The deadly impact of windfarms on bird and bat populations shows there are no easy solutions when it comes to developing sustainable energy.
Under the Paris Agreement of 2015, governments agreed to try to limit emissions so that global temperature rises would stay well below 2°C above pre-industrial levels. As countries scramble to achieve this aim, renewable energies have come ever-more sharply into focus.
One of the fastest-growing renewable sectors is windfarm technology, with windfarms increasingly appearing across the landscape. According to the International Energy Agency, the amount of wind generation added in 2020, 114 GW, was nearly double the additions made in 2019.
But, like everything, there’s no free lunch when it comes to wind power. A study by Britain’s Royal Society found windfarms have an impact on birds and bats, causing significant fatalities of various species around these installations.
This high mortality rates come from collision with the wind turbine blades, which generally spin at speeds that make it hard for birds to see them and beyond the range of the ultrasonic navigation sounds used by bats.

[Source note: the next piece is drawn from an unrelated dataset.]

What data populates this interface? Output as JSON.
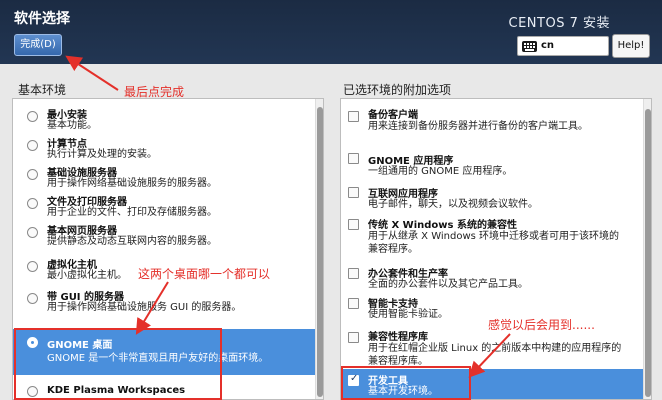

Collisions are a real problem in the developing world
Developing countries have raced to install wind power as a means of meeting climate goals and pulling their populations into the modern world through clean, readily available electricity.
However, the Royal Society research found rapid windfarm development is having a significant impact on migratory species, particularly in Africa, and work must be done to establish the patterns flown by birds and bats in these countries as a way of reducing mortality.
It also found – as might be expected – the bigger the turbine blade, the greater the impact on bird and bat life. But it’s not as easy as simply installing greater numbers of smaller turbines, because the greater the turbine density, the harder it is for animals to negotiate these fields as they hunt, nest and migrate.
The balancing act, the paper’s authors found, was to deploy fewer, larger turbines. The optimum turbine size, it found, was 1.25MW, which are larger than a field of small turbines but smaller than the very large blades which cause the highest rates of mortality.
It’s not a done deal, however, with more research required to understand the relationship between collision risk and larger – and therefore more efficient – turbines, and how this relationship changes between habitats.
Scientists and engineers are working on ways to mitigate the risk from windfarms for birds and bats. One answer is to use microphones at the centre of the turbine blade array to detect the ultrasonic sounds made by migratory bats. When their sounds are detected, the turbine is powered down to give the bats a clear path.
Another possible solution is to use artificial intelligence-equipped cameras able to detect migratory birds in the path of the turbine blade, and like the microphone solution, shut down the blades when birds fly by.
A total redesign of turbine blades could also be on the cards, with a vertical blade under consideration, which initial studies show could have a lower impact on wildlife.
As we strive towards net-zero, renewables and windfarms have an important role to play. But analysing the impact these ‘green’ installations have on wildlife goes to show there is very rarely a perfect solution.